If your Linkedin profile has a description of work experiences that is too long-winded, it is a good idea to change them. Very long descriptions do not appeal to recruiters very much and make the consultation of your profile boring. So, try to use bullet points to summarize your experiences and make sure you have essentially included information that could make you stand out from the others, omitting information with little added value.
And now the things not to do …
- Use the present to describe your previous work experience: The present is the tense that must be used only for the role you are currently holding. For all your past experiences it is good to use the past as a verb tense. So when you update your Linkedin profile, entering a new job position, remember to change the description of the previous ones, indicating that they are completed jobs.
- Do not prioritize your skills: If you know how to use Microsoft Word or Power Point well, it is right to include it in your profile, but if you also know programming languages or markup it is advisable to put these skills at the top of your computer skills list, as you it deals with “highly-desired skills”. Everyone knows how to use Word, but knowing how to program is a skill that few people have.
- Enter the list of all the courses you have taken at the university: Recruiters are interested to know which are the relevant courses you have taken, but do not want to find in the “Education” section the complete list of the courses you have followed.

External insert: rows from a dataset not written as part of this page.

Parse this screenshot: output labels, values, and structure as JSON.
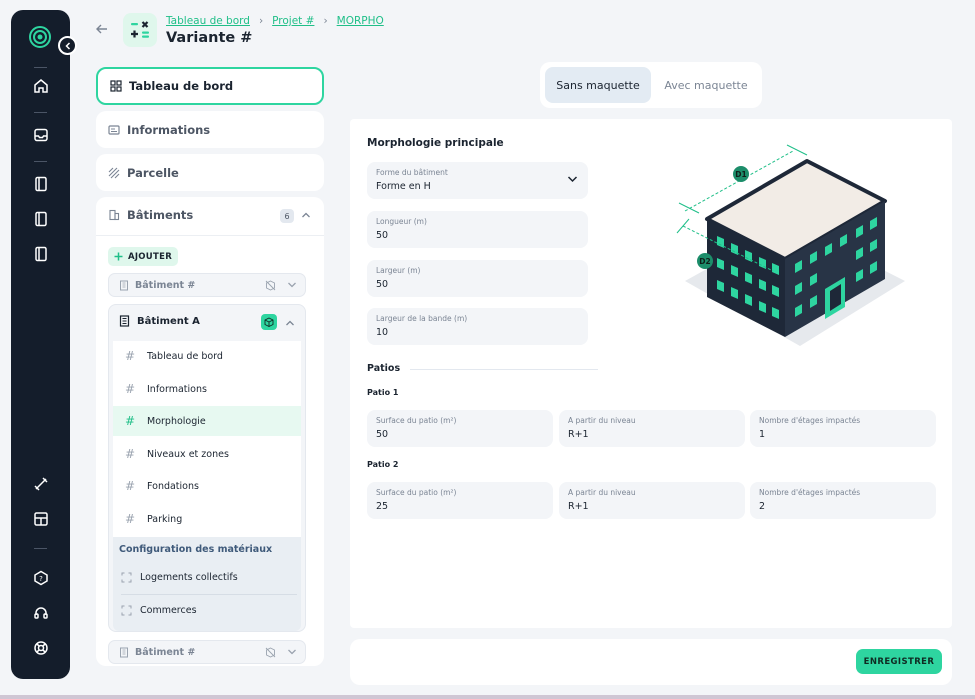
{
  "breadcrumb": [
    "Tableau de bord",
    "Projet #",
    "MORPHO"
  ],
  "page_title": "Variante #",
  "nav": {
    "dashboard": "Tableau de bord",
    "informations": "Informations",
    "parcelle": "Parcelle",
    "batiments": "Bâtiments",
    "batiments_count": "6",
    "add_label": "AJOUTER"
  },
  "buildings": {
    "first_row": "Bâtiment #",
    "open": "Bâtiment A",
    "last_row": "Bâtiment #",
    "sub_items": [
      "Tableau de bord",
      "Informations",
      "Morphologie",
      "Niveaux et zones",
      "Fondations",
      "Parking"
    ],
    "config_title": "Configuration des matériaux",
    "config_items": [
      "Logements collectifs",
      "Commerces"
    ]
  },
  "tabs": {
    "active": "Sans maquette",
    "inactive": "Avec maquette"
  },
  "form": {
    "section_title": "Morphologie principale",
    "forme_label": "Forme du bâtiment",
    "forme_value": "Forme en H",
    "longueur_label": "Longueur (m)",
    "longueur_value": "50",
    "largeur_label": "Largeur (m)",
    "largeur_value": "50",
    "bande_label": "Largeur de la bande (m)",
    "bande_value": "10",
    "patios_title": "Patios",
    "patios": [
      {
        "title": "Patio 1",
        "surface_label": "Surface du patio (m²)",
        "surface": "50",
        "niveau_label": "A partir du niveau",
        "niveau": "R+1",
        "etages_label": "Nombre d'étages impactés",
        "etages": "1"
      },
      {
        "title": "Patio 2",
        "surface_label": "Surface du patio (m²)",
        "surface": "25",
        "niveau_label": "A partir du niveau",
        "niveau": "R+1",
        "etages_label": "Nombre d'étages impactés",
        "etages": "2"
      }
    ]
  },
  "diagram": {
    "d1": "D1",
    "d2": "D2"
  },
  "footer": {
    "save": "ENREGISTRER"
  },
  "colors": {
    "accent": "#2ed5a0",
    "dark": "#141d2b",
    "link": "#1fbf88"
  }
}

- To stretch yourself too far: If you have entered long descriptions of your academic and / or professional career, it is better that you immediately change them and make them more synthetic! Recruiters spend very few minutes looking at your profile and if you’ve gone too far in the descriptions you risk your profile not being appreciated and considered. Short and schematic descriptions are preferable, for example in the form of bullet points.